The COVID-19 pandemic turned everything on its head, from how people understood their health, to work schedules, travel ability, and more.
One routine that has stayed constant, however, was America’s love for coffee. COVID may have changed where and how Americans drink coffee, but never how much. The latest edition of the National Coffee Data Trends (NCDT) report, released last month and based on surveys conducted in January 2023, illustrates coffee’s continued recovery, renewed growth, and unique staying power as COVID-19 has moved out of its most acute phases.
Unsurprisingly, due to quarantines and shifts to work from home in many industries, the pandemic resulted in a massive increase in drinking coffee at home and a similarly significant decrease in drinking coffee away from home.
Between January and July 2020, coffee consumption outside of the home fell by almost 20%. While past-day coffee drinking away from home remains below pre-pandemic levels, it has rebounded almost 13% since then, showing a clear path toward recovery.
Now that COVID restrictions have eased, coffee drinkers are returning to their pre-pandemic routines. 91% of past-week coffee drinkers now buy coffee away from home at least once per week.
And, as Americans are getting back to work in offices, coffee is getting back to work too. In the most recent polling, 32% of Americans reported having an in-office coffee station, up 6% since mid-pandemic (January 2021).
Coffee was not completely immune from lasting pandemic impacts, of course. Just like many restaurants continue to use QR-code menus, and office buildings keep refilling hand sanitizer dispensers, some new coffee habits appear to be here to stay.
The Spring 2021 NCDT report (mid-pandemic), found that 30% of Americans had discovered new coffees they could enjoy at home, and 23% had purchased a new coffee machine for their household. For some coffee drinkers, trying new things meant doing less work at home and leaning into convenience: between January 2020 and January 2021, drive-through usage among coffee drinkers skyrocketed by nearly 30%.
App usage also jumped significantly during the beginning of the pandemic. From January to July 2020, app usage among past-week coffee drinkers buying coffee outside the home jumped by more than 60%.
The appeal of options like drive-through, apps, and delivery seems to have staying power. App usage (29% of past-week coffee drinkers) has declined somewhat from its peak in July 2020 (39%) but remains above the 24% observed in January 2020.
Similarly, drive-through use (currently, 59% of past-day coffee drinkers who bought their coffee outside the home) has declined from pandemic peaks (62%) but remains well above the pre-pandemic rate of 48%.
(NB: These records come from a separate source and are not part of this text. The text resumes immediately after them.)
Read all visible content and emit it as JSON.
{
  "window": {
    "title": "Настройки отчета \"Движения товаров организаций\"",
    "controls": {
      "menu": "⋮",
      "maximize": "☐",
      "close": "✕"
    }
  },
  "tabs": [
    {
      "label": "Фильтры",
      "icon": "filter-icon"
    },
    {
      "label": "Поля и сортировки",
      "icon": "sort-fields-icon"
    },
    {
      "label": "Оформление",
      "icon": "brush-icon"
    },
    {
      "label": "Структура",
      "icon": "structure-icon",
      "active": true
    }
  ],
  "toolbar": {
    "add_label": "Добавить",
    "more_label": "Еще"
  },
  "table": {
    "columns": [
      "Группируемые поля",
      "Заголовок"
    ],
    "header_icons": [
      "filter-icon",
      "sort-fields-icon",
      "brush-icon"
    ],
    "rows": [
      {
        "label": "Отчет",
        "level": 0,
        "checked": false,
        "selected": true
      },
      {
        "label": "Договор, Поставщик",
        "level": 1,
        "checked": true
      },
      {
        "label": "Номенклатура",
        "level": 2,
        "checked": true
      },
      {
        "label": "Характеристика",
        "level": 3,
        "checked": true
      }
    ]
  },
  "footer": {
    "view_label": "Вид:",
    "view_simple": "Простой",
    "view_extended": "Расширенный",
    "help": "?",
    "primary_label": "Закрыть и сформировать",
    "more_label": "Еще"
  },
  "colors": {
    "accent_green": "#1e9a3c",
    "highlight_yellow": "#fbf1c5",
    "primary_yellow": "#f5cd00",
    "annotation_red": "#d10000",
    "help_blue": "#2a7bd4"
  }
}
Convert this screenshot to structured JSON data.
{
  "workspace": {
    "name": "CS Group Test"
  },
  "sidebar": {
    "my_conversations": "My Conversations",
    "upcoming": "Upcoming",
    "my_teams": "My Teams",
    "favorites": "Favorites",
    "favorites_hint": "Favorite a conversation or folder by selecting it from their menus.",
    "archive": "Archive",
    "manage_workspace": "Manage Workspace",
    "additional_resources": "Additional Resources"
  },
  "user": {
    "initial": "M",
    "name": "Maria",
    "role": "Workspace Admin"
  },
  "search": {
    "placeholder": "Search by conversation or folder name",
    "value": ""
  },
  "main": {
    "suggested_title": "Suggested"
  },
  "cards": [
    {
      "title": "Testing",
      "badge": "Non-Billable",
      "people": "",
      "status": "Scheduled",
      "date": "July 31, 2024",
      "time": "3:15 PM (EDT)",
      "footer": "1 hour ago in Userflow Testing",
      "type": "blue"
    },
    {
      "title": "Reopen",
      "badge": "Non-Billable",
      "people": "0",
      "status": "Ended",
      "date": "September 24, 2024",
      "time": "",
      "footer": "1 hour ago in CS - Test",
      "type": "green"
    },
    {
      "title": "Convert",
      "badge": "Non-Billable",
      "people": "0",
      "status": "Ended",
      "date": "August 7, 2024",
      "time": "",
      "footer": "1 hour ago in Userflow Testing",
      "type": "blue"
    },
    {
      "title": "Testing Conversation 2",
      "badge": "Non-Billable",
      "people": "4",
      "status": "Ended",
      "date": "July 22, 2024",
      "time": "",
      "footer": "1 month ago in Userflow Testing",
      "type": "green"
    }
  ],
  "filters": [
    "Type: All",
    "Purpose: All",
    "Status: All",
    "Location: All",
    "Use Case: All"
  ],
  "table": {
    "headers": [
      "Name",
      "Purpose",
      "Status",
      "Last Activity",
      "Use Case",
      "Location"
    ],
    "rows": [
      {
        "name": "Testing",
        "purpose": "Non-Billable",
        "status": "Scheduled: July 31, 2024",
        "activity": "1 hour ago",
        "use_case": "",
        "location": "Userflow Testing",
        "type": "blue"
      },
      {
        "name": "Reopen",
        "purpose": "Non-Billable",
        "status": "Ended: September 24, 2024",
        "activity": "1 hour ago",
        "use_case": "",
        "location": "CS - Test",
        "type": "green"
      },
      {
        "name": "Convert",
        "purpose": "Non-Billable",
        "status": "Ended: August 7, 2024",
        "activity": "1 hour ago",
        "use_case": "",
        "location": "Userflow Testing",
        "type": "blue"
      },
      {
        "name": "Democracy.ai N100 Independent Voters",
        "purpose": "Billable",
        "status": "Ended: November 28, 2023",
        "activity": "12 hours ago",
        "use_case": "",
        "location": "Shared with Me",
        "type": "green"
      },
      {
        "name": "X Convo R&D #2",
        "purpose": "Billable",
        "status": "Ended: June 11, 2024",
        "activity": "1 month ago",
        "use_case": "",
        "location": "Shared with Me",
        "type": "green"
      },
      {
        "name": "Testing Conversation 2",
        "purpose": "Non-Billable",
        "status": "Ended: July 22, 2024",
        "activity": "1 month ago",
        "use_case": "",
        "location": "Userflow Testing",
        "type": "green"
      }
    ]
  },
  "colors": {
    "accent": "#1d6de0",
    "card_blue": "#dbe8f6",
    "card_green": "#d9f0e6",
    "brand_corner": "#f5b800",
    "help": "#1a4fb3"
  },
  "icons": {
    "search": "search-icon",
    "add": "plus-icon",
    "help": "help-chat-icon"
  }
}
In the face of the unprecedented challenges brought on by COVID-19, coffee has proven its remarkable resilience. The coffee experience has transformed — as have many aspects of our daily lives — but coffee seems to have weathered the pressure of the pandemic and come out maintaining its position as America’s favorite beverage.
Learn more about the NCA’s National Coffee Data Trends.